Work item - An exact repetition of every entry, with no images, is the required answer.
*** Available data Section Begins ***
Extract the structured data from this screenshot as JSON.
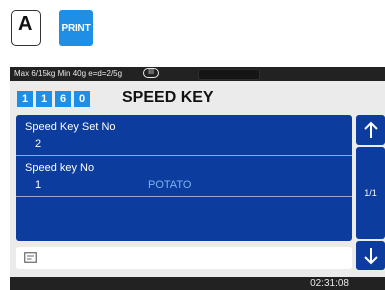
{
  "top_keys": {
    "key_a": "A",
    "print": "PRINT"
  },
  "status_bar": {
    "spec": "Max 6/15kg Min 40g e=d=2/5g",
    "accuracy_class": "III"
  },
  "header": {
    "code_digits": [
      "1",
      "1",
      "6",
      "0"
    ],
    "title": "SPEED KEY"
  },
  "fields": {
    "set_no": {
      "label": "Speed Key Set No",
      "value": "2"
    },
    "key_no": {
      "label": "Speed key No",
      "value": "1",
      "name": "POTATO"
    }
  },
  "pager": {
    "page": "1/1"
  },
  "icons": {
    "up": "arrow-up-icon",
    "down": "arrow-down-icon",
    "memo": "memo-icon"
  },
  "clock": "02:31:08",
  "colors": {
    "accent": "#1f8fe6",
    "panel": "#0b3c9e",
    "item_name": "#7eb2f2",
    "screen_bg": "#ebebeb",
    "bar": "#222222"
  }
}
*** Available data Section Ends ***
Task output -
Extract the structured data from this screenshot as JSON.
{
  "top_keys": {
    "key_a": "A",
    "print": "PRINT"
  },
  "status_bar": {
    "spec": "Max 6/15kg Min 40g e=d=2/5g",
    "accuracy_class": "III"
  },
  "header": {
    "code_digits": [
      "1",
      "1",
      "6",
      "0"
    ],
    "title": "SPEED KEY"
  },
  "fields": {
    "set_no": {
      "label": "Speed Key Set No",
      "value": "2"
    },
    "key_no": {
      "label": "Speed key No",
      "value": "1",
      "name": "POTATO"
    }
  },
  "pager": {
    "page": "1/1"
  },
  "icons": {
    "up": "arrow-up-icon",
    "down": "arrow-down-icon",
    "memo": "memo-icon"
  },
  "clock": "02:31:08",
  "colors": {
    "accent": "#1f8fe6",
    "panel": "#0b3c9e",
    "item_name": "#7eb2f2",
    "screen_bg": "#ebebeb",
    "bar": "#222222"
  }
}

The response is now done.